Unacceptable Conditions for Academic Governance at Vermont Law School

The AAUP today released a report of an investigation of issues of academic governance at Vermont Law School (VLS), the state’s only legal education institution. The investigation was launched in response to the VLS administration’s action to “restructure” the faculty in order to address what the administration said were severe financial challenges. The investigating committee found that the administration’s actions violated the principles and standards set forth in the AAUP’s Statement on Government of Colleges and Universities, which was jointly formulated by the AAUP, the American Council on Education, and the Association of Governing Boards of Universities and Colleges. The Statement on Government famously affirms that institutional decision making should be conducted jointly by the board, administration, and faculty and that the faculty should have “primary responsibility” for decisions about the curriculum, academic policy, and faculty personnel matters. This mode of academic governance is often referred to as “shared.” 

The report details the restructuring plan imposed on the faculty in May and early June 2018. It included lowering salaries, reducing the number of full-time positions, and effectively eliminating the tenured status of three-fourths of the institution’s highest paid faculty members. Fourteen of the nineteen tenured faculty members were essentially turned into at-will employees —transferring the bulk of the teaching load to lesser-paid contingent faculty members and radically reducing the size of the full-time faculty. As a condition of their restructured appointments at VLS, affected faculty members were required to sign releases-of-claims and nondisclosure and non-disparagement agreements (NDAs).

The report notes that VLS, like many independent law schools, faced severe financial challenges in the years following the 2008 recession, which brought about a decrease in legal job opportunities followed by a subsequent precipitous drop in enrollments.
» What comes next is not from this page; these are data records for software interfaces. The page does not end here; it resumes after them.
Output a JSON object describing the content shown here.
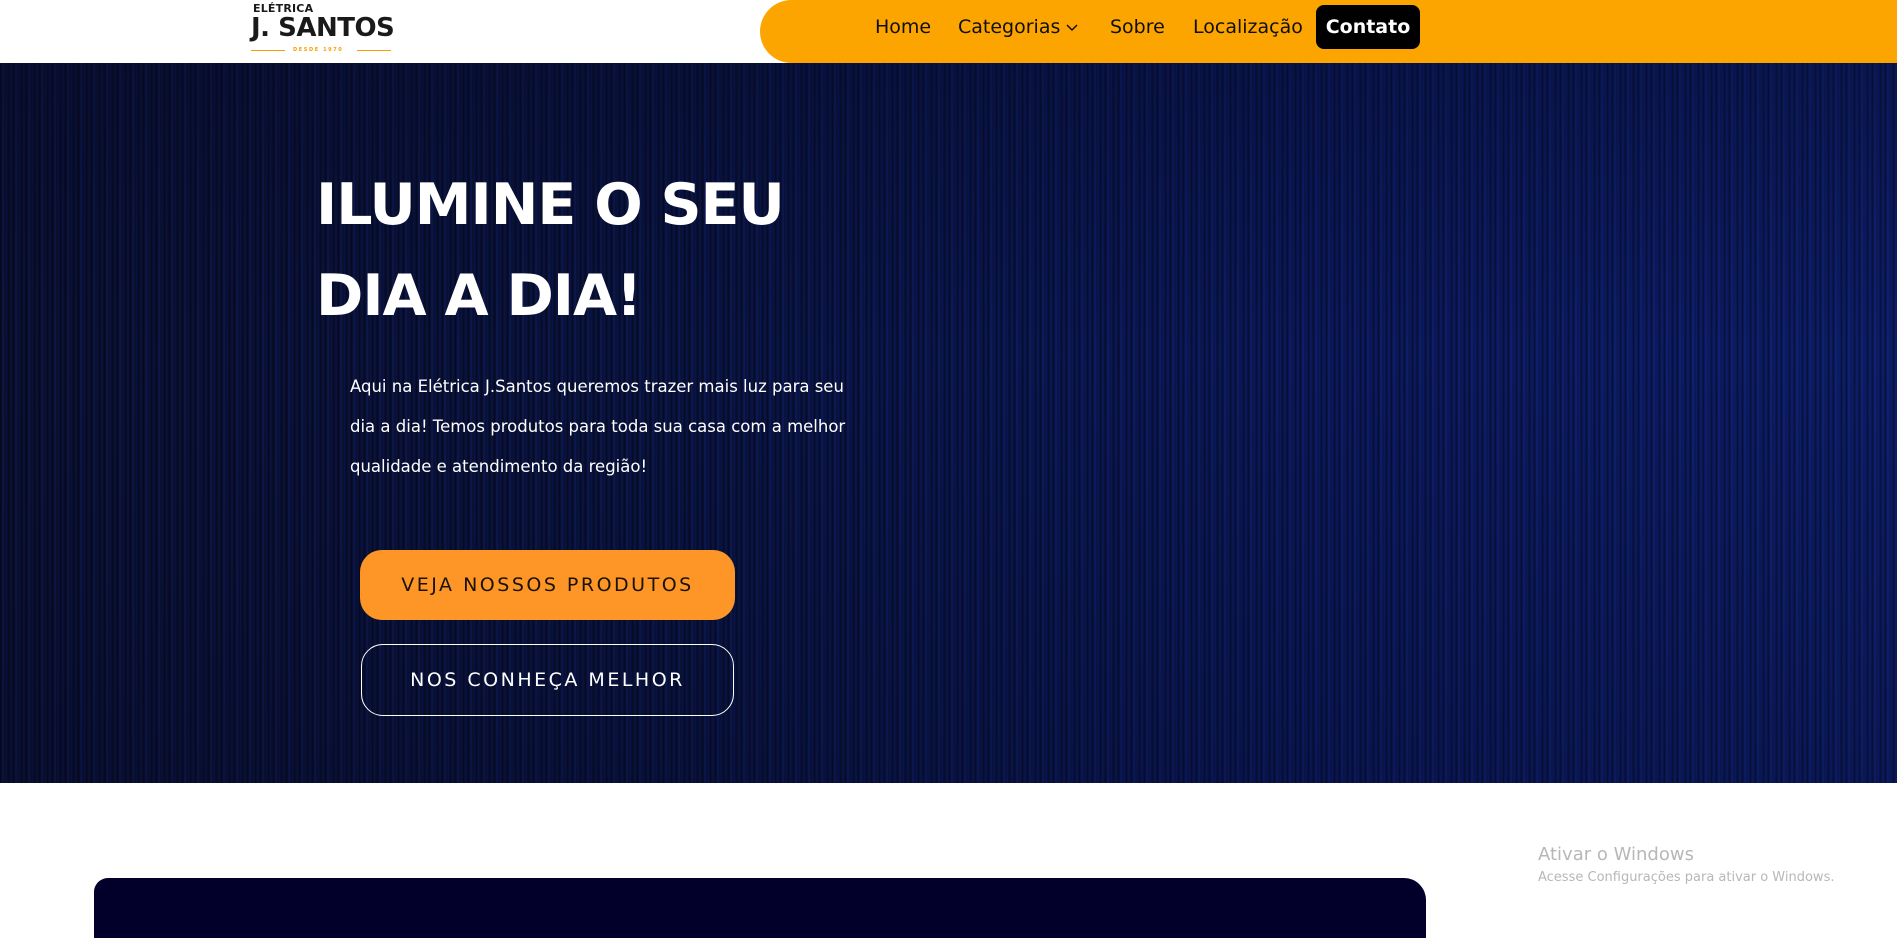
{
  "logo": {
    "top_text": "ELÉTRICA",
    "main_text": "J. SANTOS",
    "sub_text": "DESDE 1970"
  },
  "nav": {
    "items": [
      {
        "label": "Home"
      },
      {
        "label": "Categorias"
      },
      {
        "label": "Sobre"
      },
      {
        "label": "Localização"
      }
    ],
    "contact_label": "Contato"
  },
  "hero": {
    "title_line1": "ILUMINE O SEU",
    "title_line2": "DIA A DIA!",
    "description": "Aqui na Elétrica J.Santos queremos trazer mais luz para seu dia a dia! Temos produtos para toda sua casa com a melhor qualidade e atendimento da região!",
    "primary_button": "VEJA NOSSOS PRODUTOS",
    "secondary_button": "NOS CONHEÇA MELHOR"
  },
  "watermark": {
    "title": "Ativar o Windows",
    "subtitle": "Acesse Configurações para ativar o Windows."
  },
  "colors": {
    "nav_background": "#fca500",
    "primary_button": "#fd9626",
    "hero_background": "#0c1a60",
    "card_background": "#02002a"
  }
}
The investigating committee found that the school’s president and dean, Thomas J.P. McHenry, made clear during an October 2017 faculty meeting that VLS was in dire financial straits. At subsequent faculty meetings, the administration solicited suggestions from the faculty regarding possible measures to reduce the deficit. While many faculty members proposed ideas about balancing the 2019 budget, the administration neither responded formally to these proposals nor consulted key faculty committees. The report found that, as a result, the faculty played no meaningful role in analyzing, assessing, or most important, approving, a restructuring plan. The report cites Dean McHenry’s July 2018 statement to a local newspaper comparing faculty members to children being “handled” by the administration as indicative of the administration’s attitude towards the faculty role in shared governance. 

The report concludes that the VLS administration, by unilaterally eliminating fourteen tenured positions and thus undermining the authority of the faculty in areas of its primary responsibility, violated generally accepted principles of academic governance.

The AAUP’s Committee on College and University Governance will consider whether to recommend to the AAUP’s annual meeting that the AAUP sanction VLS for substantial non-compliance with AAUP-supported standards of academic governance.

AAUP investigating committees are appointed in a few select cases annually in which severe departures from widely accepted principles and standards on academic freedom, tenure, or governance have been alleged and persist despite efforts to resolve them. Investigating committees are composed of AAUP members from other institutions with no previous involvement in the matter. If, in governance cases, the investigating committee’s published report finds that serious violations have occurred and an appropriate resolution cannot be achieved, the AAUP may place an institution on its sanction list, which informs the public and the academic community that conditions for academic governance at the institution are unsound.

Click here to read the full report

Publication Date: 
Wednesday, May 8, 2019